It sounds counterintuitive, but burning oil and planting forests to compensate is more environmentally friendly than burning biofuel. So say scientists who have calculated the difference in net emissions between using land to produce biofuel and the alternative: fuelling cars with gasoline and replanting forests on the land instead.
They recommend governments steer away from biofuel and focus on reforestation and maximising the efficiency of fossil fuels instead.
The reason is that producing biofuel is not a “green process”. It requires tractors and fertilisers and land, all of which means burning fossil fuels to make “green” fuel. In the case of bioethanol produced from corn – an alternative to oil – “it’s essentially a zero-sums game,” says Ghislaine Kieffer, programme manager for Latin America at the International Energy Agency in Paris, France (see Complete carbon footprint of biofuel – or is it?).
What is more, environmentalists have expressed concerns that the growing political backing that biofuel is enjoying will mean forests will be chopped down to make room for biofuel crops such as maize and sugarcane. “When you do this, you immediately release between 100 and 200 tonnes of carbon [per hectare],” says Renton Righelato of the World Land Trust, UK, a conservation agency that seeks to preserve rainforests.
Righelato and Dominick Spracklen of the University of Leeds, UK, calculated how long it would take to compensate for those initial emissions by burning biofuel instead of gasoline.
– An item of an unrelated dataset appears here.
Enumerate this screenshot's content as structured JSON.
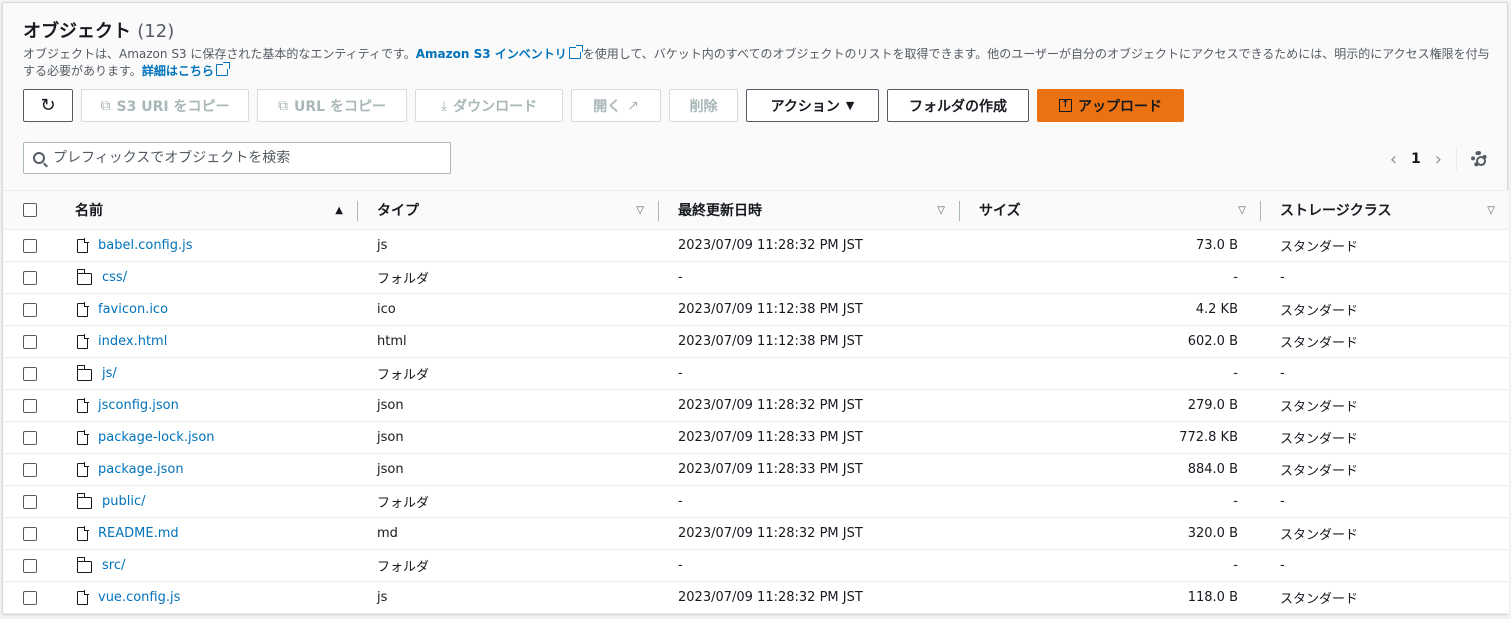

The answer is between 50 and 100 years. “We cannot afford that, in terms of climate change,” says Righelato.
The researchers also compared how much carbon would be stored by replanting forests with how much is saved by burning biofuel grown on the land instead of gasoline.
They found that reforestation would sequester between two and nine times as much carbon over 30 years than would be saved by burning biofuels instead of gasoline (see bar chart, right). “You get far more carbon sequestered by planting forests than you avoid emissions by producing biofuels on the same land,” says Righelato.
He and Spracklen conclude that if the point of biofuels policies is to limit global warming, “policy makers may be better advised in the short term to focus on increasing the efficiency of fossil fuel use, to conserve existing forests and savannahs, and to restore natural forest and grassland habitats on cropland that is not needed for food.”
They do admit, however, that biofuels made from woody materials such as prairie grasses may have an advantage over reforestation – although it is difficult to say for now as such fuels are still in development (see Humble grasses may be the best source of biofuel).
Forests at high latitudes have been found to warm the climate (see Some forests may speed global warming). However, Righelato says this does not affect his calculations as biofuel crops are not, by and large, grown in these areas.